It was an instant friendship. (fun fact: His roommate ended up dating my roommate and they also married and are some of our dearest friends.) We palled around and did everything together. It wasn’t long into our friendship before I told him we were going to get married. This is where I have to point out a few things:

  • I wasn’t attracted to him. I don’t know why, he is attractive. I wasn’t attracted to anyone.
  • he was unlike anyone I had ever dated or been interested in.
  • he could be really annoying.
  • our sense of humors fell short of meeting in the middle, most of the time.
  • we only had one thing in common, life/future vision wise: we both wanted to be a stable home and love for kids who needed that.
  • he loved hip hop dancing and rap music, the two things I detested.
  • he hated to read. (though not on my list, I had spent so much time reading with my ex that I believed my marriage would involve books significantly.)
  • he did not enjoy debates, or deep discussions at all- something that I thrived on.
  • He didn’t really have a family. I didn’t either and so I really ached for one.
  • my long forgotten list was found 7 days after we met, and as time proved- he embodied every single attribute.

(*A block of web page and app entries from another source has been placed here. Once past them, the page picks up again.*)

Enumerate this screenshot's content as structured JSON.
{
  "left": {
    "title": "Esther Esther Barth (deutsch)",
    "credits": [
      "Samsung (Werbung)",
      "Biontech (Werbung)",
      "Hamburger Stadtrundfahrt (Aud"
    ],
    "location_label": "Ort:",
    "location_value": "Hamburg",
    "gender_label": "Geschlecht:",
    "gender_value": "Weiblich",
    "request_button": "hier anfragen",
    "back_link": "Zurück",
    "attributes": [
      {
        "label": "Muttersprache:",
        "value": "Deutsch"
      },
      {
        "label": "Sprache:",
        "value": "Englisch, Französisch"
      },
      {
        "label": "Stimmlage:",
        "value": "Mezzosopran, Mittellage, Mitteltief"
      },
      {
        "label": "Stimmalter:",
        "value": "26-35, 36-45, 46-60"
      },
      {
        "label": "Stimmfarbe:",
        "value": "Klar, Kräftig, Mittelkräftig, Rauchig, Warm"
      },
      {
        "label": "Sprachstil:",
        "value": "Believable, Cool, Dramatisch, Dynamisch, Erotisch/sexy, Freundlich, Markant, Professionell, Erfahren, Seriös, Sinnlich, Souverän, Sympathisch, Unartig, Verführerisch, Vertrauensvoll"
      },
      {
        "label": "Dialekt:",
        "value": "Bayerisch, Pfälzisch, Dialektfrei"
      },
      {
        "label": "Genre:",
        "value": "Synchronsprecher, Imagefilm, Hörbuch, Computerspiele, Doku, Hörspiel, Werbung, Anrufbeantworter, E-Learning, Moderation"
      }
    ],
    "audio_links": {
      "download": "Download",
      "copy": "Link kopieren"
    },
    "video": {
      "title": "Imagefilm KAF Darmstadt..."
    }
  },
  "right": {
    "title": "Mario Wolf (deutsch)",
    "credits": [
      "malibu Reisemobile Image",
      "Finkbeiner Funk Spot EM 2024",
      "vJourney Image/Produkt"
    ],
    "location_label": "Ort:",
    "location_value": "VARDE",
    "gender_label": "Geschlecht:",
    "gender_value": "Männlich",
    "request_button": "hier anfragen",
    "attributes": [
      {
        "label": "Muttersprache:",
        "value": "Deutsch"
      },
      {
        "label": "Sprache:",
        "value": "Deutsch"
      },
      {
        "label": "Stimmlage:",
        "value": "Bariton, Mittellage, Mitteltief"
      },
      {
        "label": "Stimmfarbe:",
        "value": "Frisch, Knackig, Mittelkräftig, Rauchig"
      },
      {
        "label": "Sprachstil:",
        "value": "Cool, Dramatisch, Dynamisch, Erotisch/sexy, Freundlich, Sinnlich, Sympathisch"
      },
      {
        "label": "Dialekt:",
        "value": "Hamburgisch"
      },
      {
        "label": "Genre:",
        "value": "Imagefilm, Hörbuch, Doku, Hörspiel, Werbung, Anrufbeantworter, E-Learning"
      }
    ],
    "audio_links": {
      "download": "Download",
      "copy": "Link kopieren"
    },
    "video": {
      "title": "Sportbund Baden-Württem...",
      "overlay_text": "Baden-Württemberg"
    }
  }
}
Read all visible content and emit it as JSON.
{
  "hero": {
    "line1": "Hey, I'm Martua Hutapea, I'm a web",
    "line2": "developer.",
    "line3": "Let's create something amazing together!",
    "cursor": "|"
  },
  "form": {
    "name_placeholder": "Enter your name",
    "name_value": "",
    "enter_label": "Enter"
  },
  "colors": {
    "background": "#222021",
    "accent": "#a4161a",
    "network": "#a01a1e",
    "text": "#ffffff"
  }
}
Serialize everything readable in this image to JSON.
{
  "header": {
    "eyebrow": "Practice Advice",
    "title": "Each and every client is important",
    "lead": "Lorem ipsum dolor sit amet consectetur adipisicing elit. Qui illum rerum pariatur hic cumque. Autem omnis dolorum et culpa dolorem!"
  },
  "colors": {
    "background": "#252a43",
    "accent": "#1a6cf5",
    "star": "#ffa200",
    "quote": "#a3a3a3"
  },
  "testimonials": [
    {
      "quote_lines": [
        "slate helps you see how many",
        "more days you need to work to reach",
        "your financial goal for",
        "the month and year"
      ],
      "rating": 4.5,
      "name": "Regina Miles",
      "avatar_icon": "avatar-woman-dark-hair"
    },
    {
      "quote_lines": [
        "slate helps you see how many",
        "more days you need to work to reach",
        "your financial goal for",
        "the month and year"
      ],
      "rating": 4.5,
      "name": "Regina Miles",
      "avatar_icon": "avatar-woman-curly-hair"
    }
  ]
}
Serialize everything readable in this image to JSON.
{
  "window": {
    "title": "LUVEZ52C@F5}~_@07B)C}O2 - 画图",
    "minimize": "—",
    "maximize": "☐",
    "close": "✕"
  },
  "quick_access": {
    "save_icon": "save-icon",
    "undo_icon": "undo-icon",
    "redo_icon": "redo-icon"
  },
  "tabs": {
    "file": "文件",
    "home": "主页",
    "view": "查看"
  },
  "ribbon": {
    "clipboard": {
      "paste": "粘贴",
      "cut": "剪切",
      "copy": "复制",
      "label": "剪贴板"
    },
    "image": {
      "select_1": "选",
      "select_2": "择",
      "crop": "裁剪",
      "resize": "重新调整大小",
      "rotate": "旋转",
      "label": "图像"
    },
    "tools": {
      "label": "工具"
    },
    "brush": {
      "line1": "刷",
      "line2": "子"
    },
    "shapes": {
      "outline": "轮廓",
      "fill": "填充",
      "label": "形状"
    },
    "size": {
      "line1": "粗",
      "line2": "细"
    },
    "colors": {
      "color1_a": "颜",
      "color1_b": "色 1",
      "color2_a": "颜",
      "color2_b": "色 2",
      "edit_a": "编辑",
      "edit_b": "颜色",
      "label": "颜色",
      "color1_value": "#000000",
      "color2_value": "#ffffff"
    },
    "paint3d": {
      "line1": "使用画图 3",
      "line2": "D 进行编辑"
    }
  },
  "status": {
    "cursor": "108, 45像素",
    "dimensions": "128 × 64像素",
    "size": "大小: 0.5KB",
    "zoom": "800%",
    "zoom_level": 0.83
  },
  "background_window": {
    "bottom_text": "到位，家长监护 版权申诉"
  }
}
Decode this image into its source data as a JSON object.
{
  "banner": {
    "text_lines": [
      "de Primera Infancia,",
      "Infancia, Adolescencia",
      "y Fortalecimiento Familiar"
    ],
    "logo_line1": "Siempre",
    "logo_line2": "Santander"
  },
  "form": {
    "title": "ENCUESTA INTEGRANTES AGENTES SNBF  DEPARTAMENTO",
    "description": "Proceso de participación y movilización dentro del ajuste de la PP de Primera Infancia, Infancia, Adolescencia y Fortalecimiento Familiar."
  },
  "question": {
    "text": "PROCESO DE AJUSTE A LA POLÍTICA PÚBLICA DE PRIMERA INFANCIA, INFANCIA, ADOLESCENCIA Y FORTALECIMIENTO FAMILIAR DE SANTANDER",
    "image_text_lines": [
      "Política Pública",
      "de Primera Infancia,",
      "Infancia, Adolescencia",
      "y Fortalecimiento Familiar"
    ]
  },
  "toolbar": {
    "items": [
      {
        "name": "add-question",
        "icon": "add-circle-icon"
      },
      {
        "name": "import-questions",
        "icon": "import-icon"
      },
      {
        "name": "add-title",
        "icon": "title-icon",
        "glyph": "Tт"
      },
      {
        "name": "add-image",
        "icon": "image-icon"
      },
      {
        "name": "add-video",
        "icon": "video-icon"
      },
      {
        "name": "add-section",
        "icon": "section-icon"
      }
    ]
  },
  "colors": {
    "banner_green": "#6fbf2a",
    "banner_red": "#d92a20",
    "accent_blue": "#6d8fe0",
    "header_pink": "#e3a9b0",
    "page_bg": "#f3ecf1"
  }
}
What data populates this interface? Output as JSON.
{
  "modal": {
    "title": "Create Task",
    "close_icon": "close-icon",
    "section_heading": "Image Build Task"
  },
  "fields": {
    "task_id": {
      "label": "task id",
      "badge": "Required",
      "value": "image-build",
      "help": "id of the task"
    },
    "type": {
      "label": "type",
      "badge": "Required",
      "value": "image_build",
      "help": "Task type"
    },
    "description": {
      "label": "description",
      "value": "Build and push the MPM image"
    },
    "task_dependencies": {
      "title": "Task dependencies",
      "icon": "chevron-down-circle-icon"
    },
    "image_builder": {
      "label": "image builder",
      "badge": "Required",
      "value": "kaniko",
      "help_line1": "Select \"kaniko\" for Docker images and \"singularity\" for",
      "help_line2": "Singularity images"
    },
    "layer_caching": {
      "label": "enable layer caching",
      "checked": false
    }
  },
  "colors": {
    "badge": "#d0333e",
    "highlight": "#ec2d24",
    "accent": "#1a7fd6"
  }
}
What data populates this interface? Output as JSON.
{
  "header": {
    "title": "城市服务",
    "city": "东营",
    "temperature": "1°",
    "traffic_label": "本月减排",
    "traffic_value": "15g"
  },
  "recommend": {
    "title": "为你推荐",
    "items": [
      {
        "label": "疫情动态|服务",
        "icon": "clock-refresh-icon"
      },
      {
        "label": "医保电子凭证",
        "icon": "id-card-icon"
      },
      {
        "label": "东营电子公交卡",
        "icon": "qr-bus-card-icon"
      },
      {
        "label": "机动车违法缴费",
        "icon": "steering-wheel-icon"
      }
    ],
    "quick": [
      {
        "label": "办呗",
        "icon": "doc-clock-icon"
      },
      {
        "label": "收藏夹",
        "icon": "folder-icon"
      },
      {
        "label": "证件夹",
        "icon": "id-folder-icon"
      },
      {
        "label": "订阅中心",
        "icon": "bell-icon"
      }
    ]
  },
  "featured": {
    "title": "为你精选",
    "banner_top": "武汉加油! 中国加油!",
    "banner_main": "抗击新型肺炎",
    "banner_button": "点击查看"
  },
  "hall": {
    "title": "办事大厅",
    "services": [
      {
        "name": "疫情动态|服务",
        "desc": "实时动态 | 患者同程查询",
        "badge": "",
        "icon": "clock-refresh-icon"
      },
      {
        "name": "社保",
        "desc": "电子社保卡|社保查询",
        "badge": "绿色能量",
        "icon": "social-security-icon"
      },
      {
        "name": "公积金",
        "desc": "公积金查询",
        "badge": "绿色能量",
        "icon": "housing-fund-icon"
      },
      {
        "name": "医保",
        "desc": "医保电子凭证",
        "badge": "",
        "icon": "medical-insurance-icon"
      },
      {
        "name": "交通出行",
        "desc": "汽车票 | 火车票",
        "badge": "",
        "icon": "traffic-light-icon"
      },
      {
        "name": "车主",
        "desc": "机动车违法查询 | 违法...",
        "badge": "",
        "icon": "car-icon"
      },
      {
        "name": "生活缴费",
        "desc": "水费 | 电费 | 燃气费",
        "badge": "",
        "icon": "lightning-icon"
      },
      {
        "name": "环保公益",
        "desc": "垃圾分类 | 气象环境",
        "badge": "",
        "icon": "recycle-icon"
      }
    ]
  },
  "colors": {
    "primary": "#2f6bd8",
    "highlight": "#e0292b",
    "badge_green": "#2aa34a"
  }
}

Though I didn’t, at first, understand why it was him, it didn’t take long for me to be so grateful it was. This girl who had been waiting for a family and completion eventually let the guard down and found it in him.

I don’t know why I knew, or how. I just know that there were dozens upon dozens of things, in those early days, that only confirmed it. And that vision we agreed on, that became our family. For twenty-three years we’ve been a home to many who needed one, but the best of these were our three kids.

(fun fact #2: His female BFF and I did end up living together for a short period of time. We never really became friends, though for a while I thought we had, but how I’d known that would happen I never quite knew.)